> [What is being asked]: Look through the listing below and report the lines that have the word "this" in them.

======

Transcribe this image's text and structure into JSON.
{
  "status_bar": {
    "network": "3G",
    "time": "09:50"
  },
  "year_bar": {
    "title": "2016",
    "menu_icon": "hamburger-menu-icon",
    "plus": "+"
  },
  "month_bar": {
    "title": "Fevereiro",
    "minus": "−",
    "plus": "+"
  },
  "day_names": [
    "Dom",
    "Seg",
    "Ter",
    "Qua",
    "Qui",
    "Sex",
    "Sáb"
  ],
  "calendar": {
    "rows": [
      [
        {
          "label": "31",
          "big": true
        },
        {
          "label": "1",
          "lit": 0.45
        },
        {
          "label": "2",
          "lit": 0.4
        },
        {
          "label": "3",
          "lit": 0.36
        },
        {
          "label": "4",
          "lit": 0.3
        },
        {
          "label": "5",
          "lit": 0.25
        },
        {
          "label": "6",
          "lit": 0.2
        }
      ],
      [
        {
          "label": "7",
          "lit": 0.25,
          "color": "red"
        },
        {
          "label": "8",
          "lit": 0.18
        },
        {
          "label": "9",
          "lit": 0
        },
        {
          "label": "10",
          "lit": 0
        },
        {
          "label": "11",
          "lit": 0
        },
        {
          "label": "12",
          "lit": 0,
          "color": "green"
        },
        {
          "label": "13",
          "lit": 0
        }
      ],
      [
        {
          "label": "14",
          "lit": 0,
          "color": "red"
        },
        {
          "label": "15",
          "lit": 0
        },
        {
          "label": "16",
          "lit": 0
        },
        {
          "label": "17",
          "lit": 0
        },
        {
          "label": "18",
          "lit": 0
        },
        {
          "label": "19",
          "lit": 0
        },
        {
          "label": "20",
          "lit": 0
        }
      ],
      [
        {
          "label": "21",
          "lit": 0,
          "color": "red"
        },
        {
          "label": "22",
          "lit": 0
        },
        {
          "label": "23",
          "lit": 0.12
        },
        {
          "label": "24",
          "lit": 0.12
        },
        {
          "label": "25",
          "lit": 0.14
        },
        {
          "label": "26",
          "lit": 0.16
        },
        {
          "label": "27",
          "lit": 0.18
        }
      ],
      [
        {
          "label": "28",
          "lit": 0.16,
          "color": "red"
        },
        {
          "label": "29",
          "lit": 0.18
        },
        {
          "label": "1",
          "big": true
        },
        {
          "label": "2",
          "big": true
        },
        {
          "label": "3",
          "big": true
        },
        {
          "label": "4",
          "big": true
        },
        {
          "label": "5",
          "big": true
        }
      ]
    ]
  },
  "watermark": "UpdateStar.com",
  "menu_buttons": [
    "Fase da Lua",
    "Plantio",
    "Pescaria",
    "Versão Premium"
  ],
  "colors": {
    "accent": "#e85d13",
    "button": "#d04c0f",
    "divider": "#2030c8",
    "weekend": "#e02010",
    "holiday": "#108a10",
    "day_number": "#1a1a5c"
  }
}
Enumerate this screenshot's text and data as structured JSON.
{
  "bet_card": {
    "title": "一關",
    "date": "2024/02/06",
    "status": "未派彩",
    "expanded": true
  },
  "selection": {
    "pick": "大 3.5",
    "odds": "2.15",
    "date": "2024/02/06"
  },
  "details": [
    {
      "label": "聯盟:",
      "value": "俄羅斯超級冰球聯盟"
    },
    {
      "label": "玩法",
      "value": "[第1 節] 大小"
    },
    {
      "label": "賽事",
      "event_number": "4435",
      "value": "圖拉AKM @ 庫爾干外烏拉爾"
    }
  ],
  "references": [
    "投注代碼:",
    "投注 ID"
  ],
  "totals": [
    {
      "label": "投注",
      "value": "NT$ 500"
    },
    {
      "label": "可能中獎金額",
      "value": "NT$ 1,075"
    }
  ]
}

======

> [Worked solution]:
Transcribe this image's text and structure into JSON.
Enumerate this screenshot's text and data as structured JSON.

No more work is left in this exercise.